• [RECORD EXCERPTS]:
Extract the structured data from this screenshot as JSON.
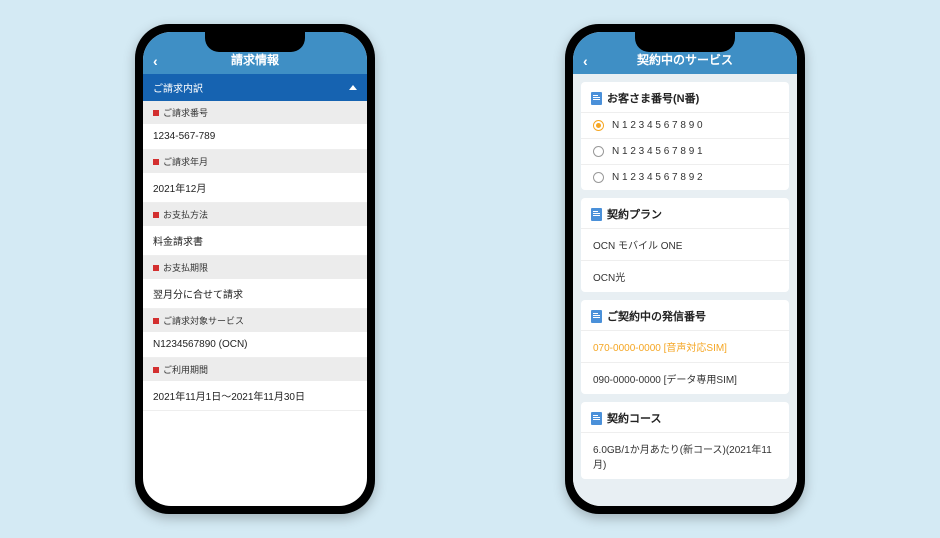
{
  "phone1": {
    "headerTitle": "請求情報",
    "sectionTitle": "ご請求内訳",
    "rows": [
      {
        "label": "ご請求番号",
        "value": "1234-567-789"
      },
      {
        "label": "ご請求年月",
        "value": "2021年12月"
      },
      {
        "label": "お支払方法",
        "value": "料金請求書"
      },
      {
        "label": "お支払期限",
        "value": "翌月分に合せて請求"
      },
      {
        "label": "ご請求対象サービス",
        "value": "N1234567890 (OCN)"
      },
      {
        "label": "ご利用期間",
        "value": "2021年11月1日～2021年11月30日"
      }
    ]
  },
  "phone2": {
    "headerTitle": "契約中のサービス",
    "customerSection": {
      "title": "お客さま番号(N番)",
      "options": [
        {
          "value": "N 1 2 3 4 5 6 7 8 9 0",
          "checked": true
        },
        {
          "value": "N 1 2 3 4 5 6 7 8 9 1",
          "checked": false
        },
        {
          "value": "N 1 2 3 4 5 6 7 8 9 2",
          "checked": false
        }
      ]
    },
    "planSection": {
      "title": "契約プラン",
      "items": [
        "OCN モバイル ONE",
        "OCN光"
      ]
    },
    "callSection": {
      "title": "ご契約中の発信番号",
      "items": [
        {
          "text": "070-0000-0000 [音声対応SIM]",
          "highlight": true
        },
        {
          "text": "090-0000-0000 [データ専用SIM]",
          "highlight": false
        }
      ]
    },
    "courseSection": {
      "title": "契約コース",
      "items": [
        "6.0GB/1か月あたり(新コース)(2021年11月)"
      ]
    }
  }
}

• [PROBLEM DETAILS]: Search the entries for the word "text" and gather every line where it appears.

• [TASK SOLUTION]:
          "text": "070-0000-0000 [音声対応SIM]",
          "text": "090-0000-0000 [データ専用SIM]",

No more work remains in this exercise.